Thursday, June 14, 2007

A Short Guide to Watching People Watching Wildlife

In Yellowstone, there are a large number of people cruising the limited roads watching the animals from pullouts. If your goal is to see the beasts, sometimes the best strategy is to watch the people. Here is a very short guide to make sense of the clusters of people often seen beside the road.

Someone has stopped beside the road. Why?
They might have seen something! Yes, but they might just be enjoying the scenery, or stretching their legs.
Are they looking at something with binoculars, or spotting scopes? A good sign, but also an indication that the animal of interest is some distance away.

Someone has stopped right in the traffic lane.
They just saw something, probably close. Unless it's a fleeting event, this is the first step in an 'animal jam' where people are pulled off the road whether there's a pullout or not, and traffic slows to a crawl.

A cluster of vehicles has pulled off at the same pullout. While it could be a sighting, you need to look closer. Are people talking to each other and holding coffee cups, or are they all looking in the same direction with binoculars and spotting scopes? If there are a lot of scopes on tripods are they looking in the same direction, or are they fanned out. They will tell you whether they are waiting for an animal to move into the area (fanned) or whether they actually see it (same direction).

If you see that a cluster of vehicles, but the people have all climbed up on a hill beside the road, suspect that they're watching wolves. Sometimes it's necessary to get above the sage and rolling meadows to see them.

Lawnchairs are a giveaway. Seeing one or more vehicles with their occupants parked out in their lawnchairs in front of tripods is a strong hint that you've found someone sufficiently experienced that they expect their animal to show up at that location, and they are content to wait until they do. A chat with them might give you more ideas what to expect.

Learn to recognize the difference between a spotting scope, and a 'big lens' on a camera. It's the difference between animal observers, and animal photographers. A large number of big lenses, all lined up together means that a particularly rewarding animal is in the area. If the heads are down over the cameras then it's happening right now.

With these simple guidelines in mind, you can make the most of your viewing time, and avoid accidentally causing an animal jam just because someone stopped to have a sandwich. But if you have the time, it's well worth it to learn to identify the animals yourself, without joining a 'jam in progress. It's a nice feeling the first time you start your own bear-jam because you saw it first.


Ron Niebrugge said...

I just spent the last couple of weeks in Yellowstone as well and just stumbled across you blog - great description!
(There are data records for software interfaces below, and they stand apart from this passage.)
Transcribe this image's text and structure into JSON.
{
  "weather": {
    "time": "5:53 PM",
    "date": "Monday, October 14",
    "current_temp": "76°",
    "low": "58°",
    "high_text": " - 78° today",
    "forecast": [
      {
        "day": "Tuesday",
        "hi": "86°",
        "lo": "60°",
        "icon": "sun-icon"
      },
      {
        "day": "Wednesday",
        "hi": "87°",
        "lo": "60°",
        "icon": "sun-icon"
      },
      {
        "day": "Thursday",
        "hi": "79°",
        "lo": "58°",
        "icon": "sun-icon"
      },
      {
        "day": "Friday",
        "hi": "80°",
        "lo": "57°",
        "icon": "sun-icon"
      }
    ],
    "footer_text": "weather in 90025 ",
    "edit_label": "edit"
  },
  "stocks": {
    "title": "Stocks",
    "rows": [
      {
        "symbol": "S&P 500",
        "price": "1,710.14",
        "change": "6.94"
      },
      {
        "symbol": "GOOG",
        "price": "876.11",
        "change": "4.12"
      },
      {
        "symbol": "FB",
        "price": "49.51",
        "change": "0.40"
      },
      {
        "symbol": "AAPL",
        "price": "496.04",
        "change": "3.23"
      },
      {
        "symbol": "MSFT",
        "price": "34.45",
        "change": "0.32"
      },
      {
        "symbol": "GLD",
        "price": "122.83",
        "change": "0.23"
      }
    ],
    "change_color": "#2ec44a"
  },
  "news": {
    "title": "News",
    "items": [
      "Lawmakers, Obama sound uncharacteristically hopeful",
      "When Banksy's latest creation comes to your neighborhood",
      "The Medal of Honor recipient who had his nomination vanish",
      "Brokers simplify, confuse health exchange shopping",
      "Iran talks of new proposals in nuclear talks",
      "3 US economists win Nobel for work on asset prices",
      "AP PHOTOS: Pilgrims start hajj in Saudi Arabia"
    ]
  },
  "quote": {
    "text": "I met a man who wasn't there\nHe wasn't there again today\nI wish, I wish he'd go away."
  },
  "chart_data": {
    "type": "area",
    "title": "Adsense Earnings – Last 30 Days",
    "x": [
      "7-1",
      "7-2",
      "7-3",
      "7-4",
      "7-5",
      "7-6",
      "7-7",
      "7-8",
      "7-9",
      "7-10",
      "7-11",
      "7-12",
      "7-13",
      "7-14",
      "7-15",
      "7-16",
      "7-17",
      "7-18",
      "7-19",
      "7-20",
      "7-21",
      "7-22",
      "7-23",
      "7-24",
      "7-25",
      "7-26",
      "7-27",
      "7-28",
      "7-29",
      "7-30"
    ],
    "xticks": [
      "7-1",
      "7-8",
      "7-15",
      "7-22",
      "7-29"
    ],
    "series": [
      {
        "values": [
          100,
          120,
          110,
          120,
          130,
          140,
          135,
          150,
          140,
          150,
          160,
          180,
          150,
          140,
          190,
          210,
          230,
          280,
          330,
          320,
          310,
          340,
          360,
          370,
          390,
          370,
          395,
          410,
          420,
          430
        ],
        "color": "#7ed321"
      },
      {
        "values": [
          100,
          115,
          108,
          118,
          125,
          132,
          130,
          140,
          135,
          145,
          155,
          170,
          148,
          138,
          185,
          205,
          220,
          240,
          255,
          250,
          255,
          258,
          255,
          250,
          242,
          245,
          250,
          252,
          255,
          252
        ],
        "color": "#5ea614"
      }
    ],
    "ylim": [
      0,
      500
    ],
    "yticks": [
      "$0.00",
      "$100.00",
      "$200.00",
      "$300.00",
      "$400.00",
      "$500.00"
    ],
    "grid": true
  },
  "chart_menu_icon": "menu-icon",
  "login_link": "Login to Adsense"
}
I have enjoyed your posts and can relate to many - including that darn stump in Hayden Valley!

Ron Niebrugge

Henry Melton said...

Thanks. That stump is (in)famous. I overheard a couple of bear-watchers the other day talking about it.